(Data extracted from a collection)
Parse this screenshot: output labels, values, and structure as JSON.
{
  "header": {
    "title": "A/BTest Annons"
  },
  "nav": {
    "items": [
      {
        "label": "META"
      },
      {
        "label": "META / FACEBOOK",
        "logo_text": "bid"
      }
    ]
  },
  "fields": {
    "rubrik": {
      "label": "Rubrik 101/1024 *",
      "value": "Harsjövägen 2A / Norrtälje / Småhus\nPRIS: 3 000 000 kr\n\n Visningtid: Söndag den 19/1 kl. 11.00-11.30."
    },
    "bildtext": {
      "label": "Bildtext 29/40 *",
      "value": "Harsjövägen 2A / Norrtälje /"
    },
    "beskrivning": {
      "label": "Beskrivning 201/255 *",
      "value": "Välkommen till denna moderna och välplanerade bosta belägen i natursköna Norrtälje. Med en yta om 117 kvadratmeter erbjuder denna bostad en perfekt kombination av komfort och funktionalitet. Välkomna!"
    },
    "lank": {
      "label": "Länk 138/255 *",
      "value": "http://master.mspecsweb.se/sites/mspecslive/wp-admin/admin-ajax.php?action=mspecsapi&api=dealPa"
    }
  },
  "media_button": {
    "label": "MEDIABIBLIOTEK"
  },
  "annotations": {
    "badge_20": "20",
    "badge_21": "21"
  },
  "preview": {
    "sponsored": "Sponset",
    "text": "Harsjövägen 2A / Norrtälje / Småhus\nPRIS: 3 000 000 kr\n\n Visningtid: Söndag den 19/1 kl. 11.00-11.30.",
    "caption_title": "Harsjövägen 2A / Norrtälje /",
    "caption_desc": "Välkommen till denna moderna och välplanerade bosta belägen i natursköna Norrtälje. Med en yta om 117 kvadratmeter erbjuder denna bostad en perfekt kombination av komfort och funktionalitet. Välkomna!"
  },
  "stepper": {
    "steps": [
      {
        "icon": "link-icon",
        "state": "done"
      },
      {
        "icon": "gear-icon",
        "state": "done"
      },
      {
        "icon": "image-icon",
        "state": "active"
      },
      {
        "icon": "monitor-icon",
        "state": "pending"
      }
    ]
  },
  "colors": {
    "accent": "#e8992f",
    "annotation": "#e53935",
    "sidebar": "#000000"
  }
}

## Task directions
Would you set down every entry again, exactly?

## Exercise solution
Parse this screenshot: output labels, values, and structure as JSON.
{
  "header": {
    "title": "A/BTest Annons"
  },
  "nav": {
    "items": [
      {
        "label": "META"
      },
      {
        "label": "META / FACEBOOK",
        "logo_text": "bid"
      }
    ]
  },
  "fields": {
    "rubrik": {
      "label": "Rubrik 101/1024 *",
      "value": "Harsjövägen 2A / Norrtälje / Småhus\nPRIS: 3 000 000 kr\n\n Visningtid: Söndag den 19/1 kl. 11.00-11.30."
    },
    "bildtext": {
      "label": "Bildtext 29/40 *",
      "value": "Harsjövägen 2A / Norrtälje /"
    },
    "beskrivning": {
      "label": "Beskrivning 201/255 *",
      "value": "Välkommen till denna moderna och välplanerade bosta belägen i natursköna Norrtälje. Med en yta om 117 kvadratmeter erbjuder denna bostad en perfekt kombination av komfort och funktionalitet. Välkomna!"
    },
    "lank": {
      "label": "Länk 138/255 *",
      "value": "http://master.mspecsweb.se/sites/mspecslive/wp-admin/admin-ajax.php?action=mspecsapi&api=dealPa"
    }
  },
  "media_button": {
    "label": "MEDIABIBLIOTEK"
  },
  "annotations": {
    "badge_20": "20",
    "badge_21": "21"
  },
  "preview": {
    "sponsored": "Sponset",
    "text": "Harsjövägen 2A / Norrtälje / Småhus\nPRIS: 3 000 000 kr\n\n Visningtid: Söndag den 19/1 kl. 11.00-11.30.",
    "caption_title": "Harsjövägen 2A / Norrtälje /",
    "caption_desc": "Välkommen till denna moderna och välplanerade bosta belägen i natursköna Norrtälje. Med en yta om 117 kvadratmeter erbjuder denna bostad en perfekt kombination av komfort och funktionalitet. Välkomna!"
  },
  "stepper": {
    "steps": [
      {
        "icon": "link-icon",
        "state": "done"
      },
      {
        "icon": "gear-icon",
        "state": "done"
      },
      {
        "icon": "image-icon",
        "state": "active"
      },
      {
        "icon": "monitor-icon",
        "state": "pending"
      }
    ]
  },
  "colors": {
    "accent": "#e8992f",
    "annotation": "#e53935",
    "sidebar": "#000000"
  }
}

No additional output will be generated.